WHAT THE TASK REQUIRES: Each line below that contains the word "commons" must be copied.

AVAILABLE DATA:

##############################

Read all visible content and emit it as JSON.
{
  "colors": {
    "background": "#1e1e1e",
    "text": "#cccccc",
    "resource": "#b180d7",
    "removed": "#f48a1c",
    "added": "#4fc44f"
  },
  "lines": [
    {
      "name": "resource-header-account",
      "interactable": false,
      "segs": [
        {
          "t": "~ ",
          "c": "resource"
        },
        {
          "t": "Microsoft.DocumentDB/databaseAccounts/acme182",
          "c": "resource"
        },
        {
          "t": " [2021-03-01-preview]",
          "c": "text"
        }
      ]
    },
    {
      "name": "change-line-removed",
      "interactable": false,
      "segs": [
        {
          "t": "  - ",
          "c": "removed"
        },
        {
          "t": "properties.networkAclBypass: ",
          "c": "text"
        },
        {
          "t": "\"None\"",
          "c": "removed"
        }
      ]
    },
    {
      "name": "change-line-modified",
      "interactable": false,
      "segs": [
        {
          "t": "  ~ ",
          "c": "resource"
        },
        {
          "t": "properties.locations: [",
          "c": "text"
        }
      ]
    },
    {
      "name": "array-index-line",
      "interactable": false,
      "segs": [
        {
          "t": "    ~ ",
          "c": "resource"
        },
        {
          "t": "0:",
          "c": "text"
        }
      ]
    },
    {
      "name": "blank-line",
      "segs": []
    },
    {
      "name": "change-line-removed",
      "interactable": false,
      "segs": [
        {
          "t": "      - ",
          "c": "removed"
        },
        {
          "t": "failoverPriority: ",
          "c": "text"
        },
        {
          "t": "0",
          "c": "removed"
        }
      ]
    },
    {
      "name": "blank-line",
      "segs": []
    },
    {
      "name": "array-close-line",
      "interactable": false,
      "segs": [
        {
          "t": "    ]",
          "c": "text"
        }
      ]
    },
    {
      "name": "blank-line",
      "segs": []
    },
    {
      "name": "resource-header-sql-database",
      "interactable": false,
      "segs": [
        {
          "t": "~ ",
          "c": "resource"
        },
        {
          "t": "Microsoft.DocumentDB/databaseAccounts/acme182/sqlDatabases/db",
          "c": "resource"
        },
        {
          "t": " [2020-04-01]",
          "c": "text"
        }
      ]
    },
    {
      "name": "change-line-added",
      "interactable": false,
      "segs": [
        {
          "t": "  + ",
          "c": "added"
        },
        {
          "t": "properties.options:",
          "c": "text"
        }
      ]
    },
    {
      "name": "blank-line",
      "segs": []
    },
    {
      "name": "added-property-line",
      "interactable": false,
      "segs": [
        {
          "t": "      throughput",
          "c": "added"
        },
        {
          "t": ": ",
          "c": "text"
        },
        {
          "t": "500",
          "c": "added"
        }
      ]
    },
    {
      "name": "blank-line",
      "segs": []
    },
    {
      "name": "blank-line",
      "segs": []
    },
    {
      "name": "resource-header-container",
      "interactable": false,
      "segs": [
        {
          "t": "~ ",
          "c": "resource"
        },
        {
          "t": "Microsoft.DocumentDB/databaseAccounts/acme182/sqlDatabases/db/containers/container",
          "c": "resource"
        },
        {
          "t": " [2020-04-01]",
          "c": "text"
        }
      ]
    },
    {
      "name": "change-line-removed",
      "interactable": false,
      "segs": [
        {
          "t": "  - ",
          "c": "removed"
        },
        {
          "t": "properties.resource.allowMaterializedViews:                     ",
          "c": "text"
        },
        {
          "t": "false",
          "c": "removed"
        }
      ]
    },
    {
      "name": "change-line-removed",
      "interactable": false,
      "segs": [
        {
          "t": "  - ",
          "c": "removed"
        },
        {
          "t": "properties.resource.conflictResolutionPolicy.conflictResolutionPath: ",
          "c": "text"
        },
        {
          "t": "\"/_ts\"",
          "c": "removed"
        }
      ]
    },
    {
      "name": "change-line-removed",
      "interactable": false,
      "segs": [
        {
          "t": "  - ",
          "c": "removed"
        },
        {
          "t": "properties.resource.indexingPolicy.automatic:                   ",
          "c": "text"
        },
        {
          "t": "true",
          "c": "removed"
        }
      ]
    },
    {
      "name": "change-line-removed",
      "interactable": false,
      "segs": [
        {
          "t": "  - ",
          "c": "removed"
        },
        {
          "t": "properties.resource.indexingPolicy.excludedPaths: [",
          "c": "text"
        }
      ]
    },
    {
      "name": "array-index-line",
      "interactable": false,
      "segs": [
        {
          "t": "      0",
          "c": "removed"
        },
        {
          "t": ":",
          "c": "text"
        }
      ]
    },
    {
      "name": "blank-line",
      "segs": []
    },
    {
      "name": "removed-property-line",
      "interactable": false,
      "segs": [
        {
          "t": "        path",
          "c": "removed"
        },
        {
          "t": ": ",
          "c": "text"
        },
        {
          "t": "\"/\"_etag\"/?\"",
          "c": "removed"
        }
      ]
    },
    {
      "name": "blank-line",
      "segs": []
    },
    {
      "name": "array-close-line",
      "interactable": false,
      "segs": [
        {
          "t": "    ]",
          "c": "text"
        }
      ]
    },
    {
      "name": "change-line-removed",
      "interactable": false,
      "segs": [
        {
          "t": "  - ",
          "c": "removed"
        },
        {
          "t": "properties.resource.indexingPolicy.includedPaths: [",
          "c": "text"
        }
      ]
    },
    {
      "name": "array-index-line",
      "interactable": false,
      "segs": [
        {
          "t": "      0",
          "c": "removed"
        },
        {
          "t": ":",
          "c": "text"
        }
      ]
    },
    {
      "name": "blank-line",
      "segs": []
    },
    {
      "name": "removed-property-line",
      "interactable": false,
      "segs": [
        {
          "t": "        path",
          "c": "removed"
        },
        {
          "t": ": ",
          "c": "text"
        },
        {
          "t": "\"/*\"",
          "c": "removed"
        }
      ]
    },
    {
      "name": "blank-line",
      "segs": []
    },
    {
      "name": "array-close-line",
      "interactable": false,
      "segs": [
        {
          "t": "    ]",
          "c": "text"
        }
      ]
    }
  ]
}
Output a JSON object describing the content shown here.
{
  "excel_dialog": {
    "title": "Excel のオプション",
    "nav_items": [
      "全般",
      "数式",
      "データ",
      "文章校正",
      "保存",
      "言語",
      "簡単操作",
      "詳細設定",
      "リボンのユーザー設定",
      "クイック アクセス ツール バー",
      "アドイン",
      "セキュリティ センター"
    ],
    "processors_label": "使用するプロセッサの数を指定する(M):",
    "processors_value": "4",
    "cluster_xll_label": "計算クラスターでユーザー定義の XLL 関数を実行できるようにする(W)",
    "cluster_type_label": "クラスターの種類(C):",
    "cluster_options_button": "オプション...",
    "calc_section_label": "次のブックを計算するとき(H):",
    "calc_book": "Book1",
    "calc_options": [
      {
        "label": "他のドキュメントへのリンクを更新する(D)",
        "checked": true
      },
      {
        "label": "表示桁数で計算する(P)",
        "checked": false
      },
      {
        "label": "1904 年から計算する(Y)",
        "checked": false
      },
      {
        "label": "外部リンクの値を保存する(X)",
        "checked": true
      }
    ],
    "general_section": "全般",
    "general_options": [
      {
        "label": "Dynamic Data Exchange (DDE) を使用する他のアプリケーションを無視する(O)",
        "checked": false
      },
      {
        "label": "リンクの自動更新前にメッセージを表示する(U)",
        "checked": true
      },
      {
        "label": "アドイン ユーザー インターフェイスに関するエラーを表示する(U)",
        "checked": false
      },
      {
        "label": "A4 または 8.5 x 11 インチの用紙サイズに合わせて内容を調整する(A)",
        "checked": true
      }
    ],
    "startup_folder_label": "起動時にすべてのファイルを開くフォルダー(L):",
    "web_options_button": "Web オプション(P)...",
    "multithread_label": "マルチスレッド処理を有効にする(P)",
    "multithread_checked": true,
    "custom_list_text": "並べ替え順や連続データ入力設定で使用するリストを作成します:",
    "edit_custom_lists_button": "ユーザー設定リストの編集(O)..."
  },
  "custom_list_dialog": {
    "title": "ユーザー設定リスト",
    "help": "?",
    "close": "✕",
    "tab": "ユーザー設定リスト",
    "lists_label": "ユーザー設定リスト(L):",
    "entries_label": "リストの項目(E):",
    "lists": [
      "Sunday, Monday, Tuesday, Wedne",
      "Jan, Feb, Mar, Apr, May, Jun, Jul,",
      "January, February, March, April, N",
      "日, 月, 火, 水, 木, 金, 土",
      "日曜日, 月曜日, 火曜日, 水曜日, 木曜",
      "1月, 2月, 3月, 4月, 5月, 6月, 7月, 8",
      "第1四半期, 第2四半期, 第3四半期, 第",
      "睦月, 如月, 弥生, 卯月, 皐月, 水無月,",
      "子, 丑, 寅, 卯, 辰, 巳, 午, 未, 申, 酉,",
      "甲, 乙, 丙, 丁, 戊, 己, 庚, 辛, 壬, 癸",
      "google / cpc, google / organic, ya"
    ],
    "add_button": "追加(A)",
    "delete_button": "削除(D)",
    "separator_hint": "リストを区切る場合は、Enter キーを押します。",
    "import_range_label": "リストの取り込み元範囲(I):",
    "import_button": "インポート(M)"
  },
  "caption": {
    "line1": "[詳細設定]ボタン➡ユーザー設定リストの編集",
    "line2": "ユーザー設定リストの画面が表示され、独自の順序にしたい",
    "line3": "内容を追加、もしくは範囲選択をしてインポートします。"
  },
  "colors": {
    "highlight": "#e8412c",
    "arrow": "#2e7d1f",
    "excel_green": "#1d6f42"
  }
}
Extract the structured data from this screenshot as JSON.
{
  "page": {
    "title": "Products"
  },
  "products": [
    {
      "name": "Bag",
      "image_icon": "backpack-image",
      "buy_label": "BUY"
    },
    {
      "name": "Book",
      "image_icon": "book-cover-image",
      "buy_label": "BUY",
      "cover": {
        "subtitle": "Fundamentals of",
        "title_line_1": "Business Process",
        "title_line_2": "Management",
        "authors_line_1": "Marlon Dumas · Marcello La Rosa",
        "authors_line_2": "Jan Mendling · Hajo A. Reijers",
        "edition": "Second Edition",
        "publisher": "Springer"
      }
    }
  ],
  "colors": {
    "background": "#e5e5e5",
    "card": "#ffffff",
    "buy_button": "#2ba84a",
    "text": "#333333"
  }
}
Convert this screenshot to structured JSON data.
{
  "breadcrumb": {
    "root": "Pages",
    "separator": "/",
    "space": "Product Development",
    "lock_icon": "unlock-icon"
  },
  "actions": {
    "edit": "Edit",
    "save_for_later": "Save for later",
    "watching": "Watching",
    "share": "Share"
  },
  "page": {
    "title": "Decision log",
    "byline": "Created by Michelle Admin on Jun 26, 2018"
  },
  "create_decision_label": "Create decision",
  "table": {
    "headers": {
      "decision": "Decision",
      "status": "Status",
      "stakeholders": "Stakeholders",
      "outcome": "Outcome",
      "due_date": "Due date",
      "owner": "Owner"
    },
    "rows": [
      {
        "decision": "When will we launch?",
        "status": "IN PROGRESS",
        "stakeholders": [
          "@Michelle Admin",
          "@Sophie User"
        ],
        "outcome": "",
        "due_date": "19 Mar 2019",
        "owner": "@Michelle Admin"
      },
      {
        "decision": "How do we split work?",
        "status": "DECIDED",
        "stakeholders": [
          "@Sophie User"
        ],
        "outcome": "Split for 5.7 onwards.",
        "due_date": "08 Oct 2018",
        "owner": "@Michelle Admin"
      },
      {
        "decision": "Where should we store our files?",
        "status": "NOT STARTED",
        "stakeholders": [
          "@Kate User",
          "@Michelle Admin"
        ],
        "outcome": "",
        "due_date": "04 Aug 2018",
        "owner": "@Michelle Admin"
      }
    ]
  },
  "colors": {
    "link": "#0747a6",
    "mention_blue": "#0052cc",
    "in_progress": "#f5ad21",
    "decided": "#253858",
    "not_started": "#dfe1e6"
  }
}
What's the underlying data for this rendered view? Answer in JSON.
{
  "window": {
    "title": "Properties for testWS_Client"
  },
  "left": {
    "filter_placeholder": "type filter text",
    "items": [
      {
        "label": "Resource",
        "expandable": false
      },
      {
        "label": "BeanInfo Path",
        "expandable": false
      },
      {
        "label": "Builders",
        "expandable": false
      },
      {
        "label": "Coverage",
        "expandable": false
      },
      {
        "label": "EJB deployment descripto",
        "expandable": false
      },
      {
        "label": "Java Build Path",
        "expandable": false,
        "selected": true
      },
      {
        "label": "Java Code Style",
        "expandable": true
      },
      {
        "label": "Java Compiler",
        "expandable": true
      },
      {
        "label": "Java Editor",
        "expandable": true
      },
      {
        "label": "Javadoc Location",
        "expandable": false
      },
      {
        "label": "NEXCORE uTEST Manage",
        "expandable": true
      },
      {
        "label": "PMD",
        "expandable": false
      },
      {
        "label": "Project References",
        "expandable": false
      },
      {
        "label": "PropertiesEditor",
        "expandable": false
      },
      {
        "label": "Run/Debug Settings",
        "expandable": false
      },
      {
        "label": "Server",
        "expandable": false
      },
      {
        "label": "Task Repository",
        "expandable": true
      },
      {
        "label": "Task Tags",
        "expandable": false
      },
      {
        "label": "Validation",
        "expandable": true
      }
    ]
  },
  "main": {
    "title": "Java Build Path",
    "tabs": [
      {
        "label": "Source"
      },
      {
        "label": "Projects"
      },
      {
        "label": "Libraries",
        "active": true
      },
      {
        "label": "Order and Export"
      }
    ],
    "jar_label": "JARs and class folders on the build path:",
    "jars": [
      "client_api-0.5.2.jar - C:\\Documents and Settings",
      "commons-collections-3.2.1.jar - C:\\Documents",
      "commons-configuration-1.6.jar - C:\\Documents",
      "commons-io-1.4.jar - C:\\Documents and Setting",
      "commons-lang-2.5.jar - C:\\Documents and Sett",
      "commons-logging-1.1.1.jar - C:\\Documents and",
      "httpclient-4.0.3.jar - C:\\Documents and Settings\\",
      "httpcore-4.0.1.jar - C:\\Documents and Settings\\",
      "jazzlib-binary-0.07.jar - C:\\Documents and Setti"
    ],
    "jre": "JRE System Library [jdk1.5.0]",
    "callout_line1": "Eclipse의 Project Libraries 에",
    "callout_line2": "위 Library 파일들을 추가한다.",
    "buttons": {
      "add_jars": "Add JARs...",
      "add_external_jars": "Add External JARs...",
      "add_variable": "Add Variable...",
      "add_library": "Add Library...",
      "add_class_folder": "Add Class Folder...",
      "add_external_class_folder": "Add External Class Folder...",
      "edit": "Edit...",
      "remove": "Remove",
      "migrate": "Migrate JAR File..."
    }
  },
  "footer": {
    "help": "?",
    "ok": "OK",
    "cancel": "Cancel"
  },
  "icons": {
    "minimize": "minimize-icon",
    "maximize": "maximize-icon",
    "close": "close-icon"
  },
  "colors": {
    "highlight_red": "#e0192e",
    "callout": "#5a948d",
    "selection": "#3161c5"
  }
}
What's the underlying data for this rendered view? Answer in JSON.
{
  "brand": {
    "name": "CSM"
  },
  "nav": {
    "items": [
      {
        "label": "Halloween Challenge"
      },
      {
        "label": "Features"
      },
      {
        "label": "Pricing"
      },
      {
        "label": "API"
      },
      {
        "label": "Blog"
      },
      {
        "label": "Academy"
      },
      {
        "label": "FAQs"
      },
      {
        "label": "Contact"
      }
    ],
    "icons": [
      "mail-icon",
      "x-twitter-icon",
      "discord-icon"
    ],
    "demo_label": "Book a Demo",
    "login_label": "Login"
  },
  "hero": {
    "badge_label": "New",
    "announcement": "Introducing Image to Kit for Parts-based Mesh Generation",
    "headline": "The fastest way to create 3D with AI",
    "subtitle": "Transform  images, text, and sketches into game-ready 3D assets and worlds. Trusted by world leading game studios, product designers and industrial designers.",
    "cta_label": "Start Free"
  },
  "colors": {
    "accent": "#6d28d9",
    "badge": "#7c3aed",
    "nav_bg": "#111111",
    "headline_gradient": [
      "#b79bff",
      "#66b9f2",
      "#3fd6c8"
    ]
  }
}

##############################

COMPLETED TASK:
      "commons-collections-3.2.1.jar - C:\\Documents",
      "commons-configuration-1.6.jar - C:\\Documents",
      "commons-io-1.4.jar - C:\\Documents and Setting",
      "commons-lang-2.5.jar - C:\\Documents and Sett",
      "commons-logging-1.1.1.jar - C:\\Documents and",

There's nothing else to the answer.